As Nigeria joins the rest of the world to mark World Hypertension Day (WHD), a Consultant Cardiologist at Nisa Premier Hospital Abuja, Dr Damar Shawarji, has called for life style modification in all hypertensive patients.

He gave the advice, Tuesday, at an event organised to commemorate WHD by the hospital in Abuja.

The theme for this year’s WHD: “Measure Your Blood Pressure, Control It, Live Longer” was chosen by The World Hypertension League based on current statistics showing uncomfortably low awareness and poor control of HBP.

Dr Shawarji noted that hypertension is a major cause of morbidity and mortality, and needs to be treated, noting that it is an extremely common condition which still remains under-diagnosed and undertreated.

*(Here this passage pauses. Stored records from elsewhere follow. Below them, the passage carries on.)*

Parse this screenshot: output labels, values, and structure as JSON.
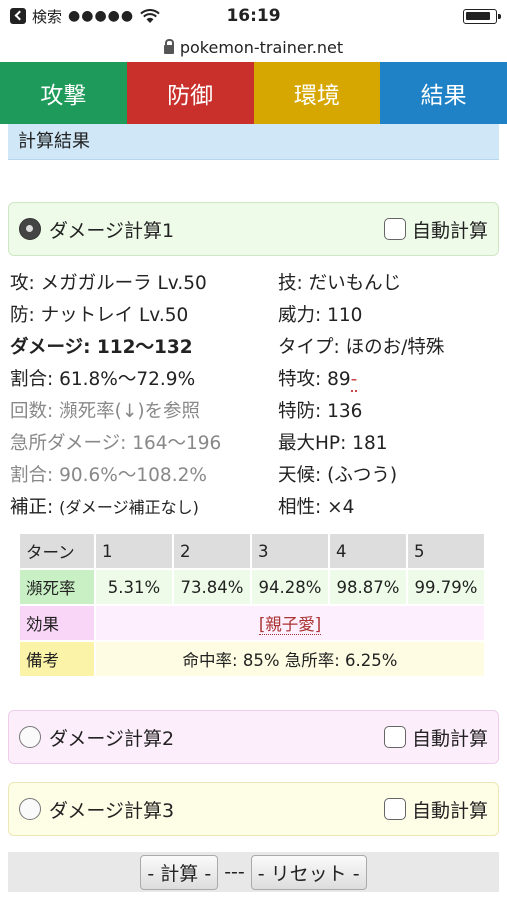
{
  "status": {
    "carrier": "検索",
    "signal": "●●●●●",
    "time": "16:19"
  },
  "browser": {
    "url": "pokemon-trainer.net"
  },
  "tabs": [
    {
      "label": "攻撃",
      "color": "#1e9a5a"
    },
    {
      "label": "防御",
      "color": "#c9302c"
    },
    {
      "label": "環境",
      "color": "#d6a700"
    },
    {
      "label": "結果",
      "color": "#1f82c6"
    }
  ],
  "result_header": "計算結果",
  "calc1": {
    "title": "ダメージ計算1",
    "auto_label": "自動計算",
    "left": {
      "attacker": "攻: メガガルーラ Lv.50",
      "defender": "防: ナットレイ Lv.50",
      "damage": "ダメージ: 112〜132",
      "ratio": "割合: 61.8%〜72.9%",
      "hits": "回数: 瀕死率(↓)を参照",
      "crit_damage": "急所ダメージ: 164〜196",
      "crit_ratio": "割合: 90.6%〜108.2%",
      "modifier_prefix": "補正: ",
      "modifier_value": "(ダメージ補正なし)"
    },
    "right": {
      "move": "技: だいもんじ",
      "power": "威力: 110",
      "type": "タイプ: ほのお/特殊",
      "spatk_prefix": "特攻: ",
      "spatk_value": "89",
      "spatk_suffix": "-",
      "spdef": "特防: 136",
      "maxhp": "最大HP: 181",
      "weather": "天候: (ふつう)",
      "effectiveness": "相性: ×4"
    },
    "table": {
      "turn_label": "ターン",
      "turns": [
        "1",
        "2",
        "3",
        "4",
        "5"
      ],
      "rate_label": "瀕死率",
      "rates": [
        "5.31%",
        "73.84%",
        "94.28%",
        "98.87%",
        "99.79%"
      ],
      "effect_label": "効果",
      "effect_value": "[親子愛]",
      "note_label": "備考",
      "note_value": "命中率: 85% 急所率: 6.25%"
    }
  },
  "calc2": {
    "title": "ダメージ計算2",
    "auto_label": "自動計算"
  },
  "calc3": {
    "title": "ダメージ計算3",
    "auto_label": "自動計算"
  },
  "footer": {
    "calc_button": "- 計算 -",
    "separator": "---",
    "reset_button": "- リセット -"
  }
}
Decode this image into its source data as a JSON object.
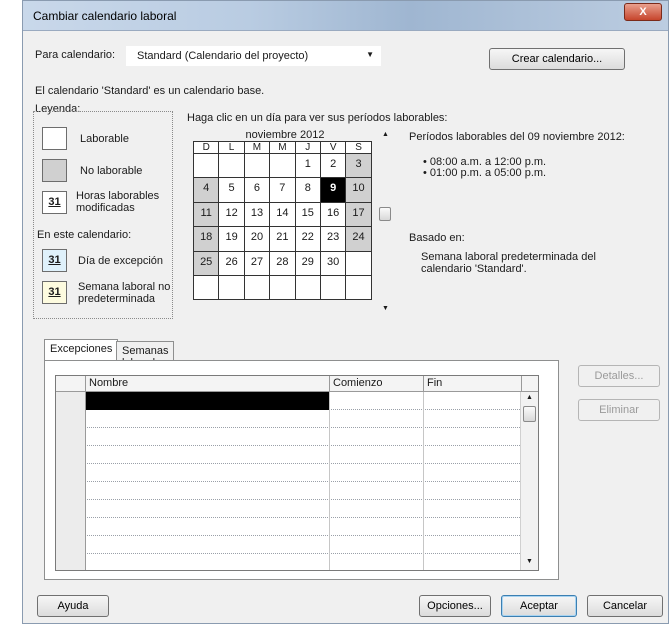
{
  "window": {
    "title": "Cambiar calendario laboral",
    "close": "X"
  },
  "top": {
    "for_calendar_label": "Para calendario:",
    "calendar_value": "Standard (Calendario del proyecto)",
    "create_button": "Crear calendario...",
    "base_note": "El calendario 'Standard' es un calendario base."
  },
  "legend": {
    "title": "Leyenda:",
    "working": "Laborable",
    "nonworking": "No laborable",
    "modified_line1": "Horas laborables",
    "modified_line2": "modificadas",
    "modified_num": "31",
    "in_this_calendar": "En este calendario:",
    "exception": "Día de excepción",
    "exception_num": "31",
    "nondefault_line1": "Semana laboral no",
    "nondefault_line2": "predeterminada",
    "nondefault_num": "31"
  },
  "calendar": {
    "instruction": "Haga clic en un día para ver sus períodos laborables:",
    "month": "noviembre 2012",
    "days": [
      "D",
      "L",
      "M",
      "M",
      "J",
      "V",
      "S"
    ],
    "weeks": [
      [
        "",
        "",
        "",
        "",
        "1",
        "2",
        "3"
      ],
      [
        "4",
        "5",
        "6",
        "7",
        "8",
        "9",
        "10"
      ],
      [
        "11",
        "12",
        "13",
        "14",
        "15",
        "16",
        "17"
      ],
      [
        "18",
        "19",
        "20",
        "21",
        "22",
        "23",
        "24"
      ],
      [
        "25",
        "26",
        "27",
        "28",
        "29",
        "30",
        ""
      ],
      [
        "",
        "",
        "",
        "",
        "",
        "",
        ""
      ]
    ],
    "selected_day": "9"
  },
  "periods": {
    "heading": "Períodos laborables del 09 noviembre 2012:",
    "items": [
      "• 08:00 a.m. a 12:00 p.m.",
      "• 01:00 p.m. a 05:00 p.m."
    ],
    "based_on_label": "Basado en:",
    "based_on_line1": "Semana laboral predeterminada del",
    "based_on_line2": "calendario 'Standard'."
  },
  "tabs": [
    "Excepciones",
    "Semanas laborales"
  ],
  "grid": {
    "columns": [
      "Nombre",
      "Comienzo",
      "Fin"
    ]
  },
  "side_buttons": {
    "details": "Detalles...",
    "delete": "Eliminar"
  },
  "footer": {
    "help": "Ayuda",
    "options": "Opciones...",
    "ok": "Aceptar",
    "cancel": "Cancelar"
  },
  "colors": {
    "selected_day": "#000000",
    "nonworking": "#d0d0d0",
    "title_bar": "#b9cce2"
  }
}
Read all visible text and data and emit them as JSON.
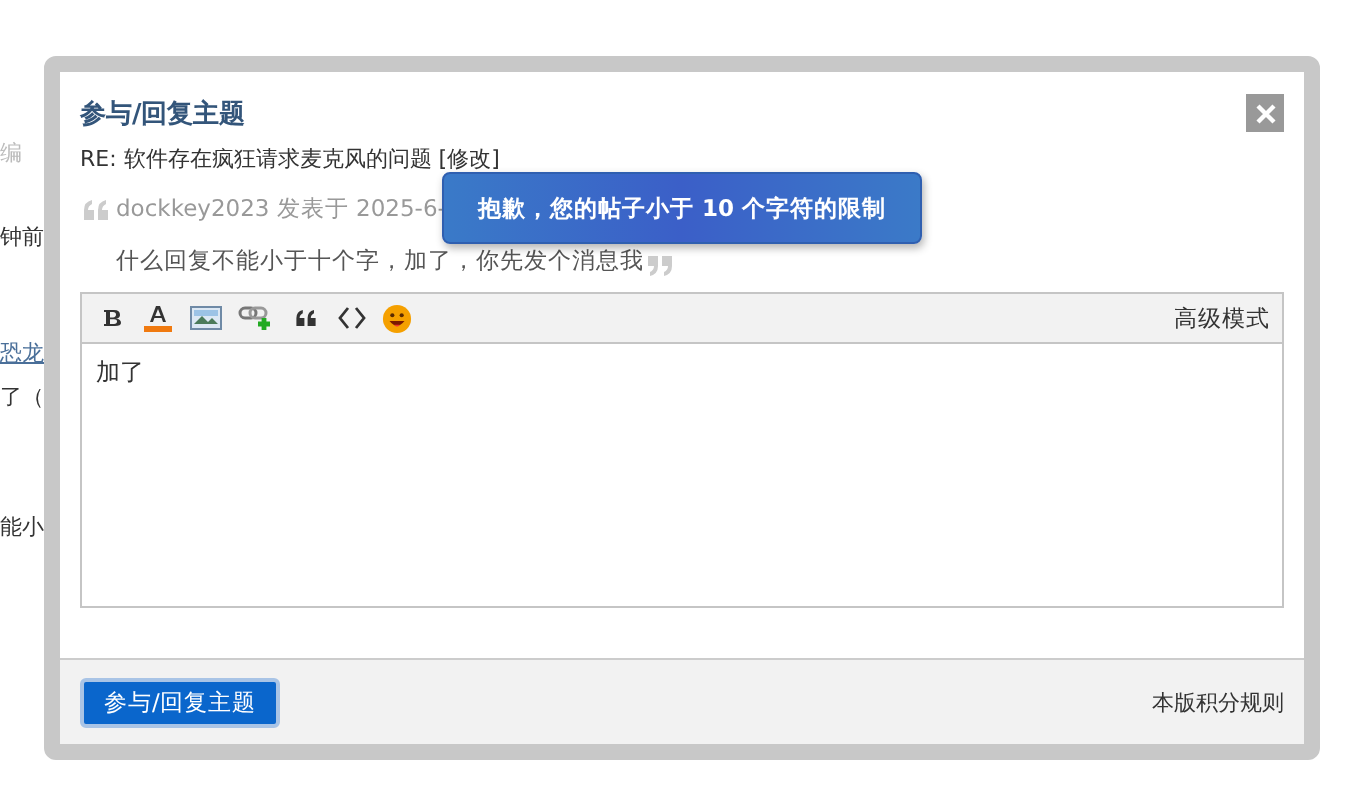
{
  "background_page": {
    "texts": [
      {
        "text": "编",
        "kind": "muted"
      },
      {
        "text": "钟前",
        "kind": "plain"
      },
      {
        "text": "恐龙",
        "kind": "link"
      },
      {
        "text": "了（",
        "kind": "plain"
      },
      {
        "text": "能小",
        "kind": "plain"
      }
    ]
  },
  "dialog": {
    "title": "参与/回复主题",
    "subject": "RE: 软件存在疯狂请求麦克风的问题",
    "edit_link": "[修改]",
    "quote": {
      "author_line": "dockkey2023 发表于 2025-6-",
      "body": "什么回复不能小于十个字，加了，你先发个消息我"
    },
    "toolbar": {
      "mode_link": "高级模式"
    },
    "editor_value": "加了",
    "submit": "参与/回复主题",
    "rules_link": "本版积分规则"
  },
  "toast": {
    "text": "抱歉，您的帖子小于 10 个字符的限制"
  }
}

Hypertension, he said, “is easy to diagnose and treat and the aim of management is to save the target organs from the deleterious effects of the condition.”

He observed that in 2010, hypertension in Sub-Saharan Africa was the leading risk for death, estimated to cause more than 500,000 deaths and 10 million years of life lost.

The cardiologist said “hypertension is the 6th leading risk for disability, stroke, the major clinical outcome of uncontrolled hypertension, increased 46% from 1990 to 2010 to become the 5th leading risk for death.

“Besides pharmacology, we have other choices and people need to be acquainted with these choices and life style modification should always be encouraged in all Hypertensive patients.

“Hypertension is a leading risk for dementia, renal failure, and fetal and maternal death in pregnancy.

“An estimated 7.3% of total health care

is directly related to increased BP and its complications in Sub-Saharan Africa. In 2001, more than $2 billion USD were spent on hypertension-related diseases.”

The cardiologist defined hypertension as systolic blood pressure (SBP) of 140 mmHg or greater, diastolic blood pressure (DBP) of 90 mmHg or greater (taken on 2 different days), or taking antihypertensive medication.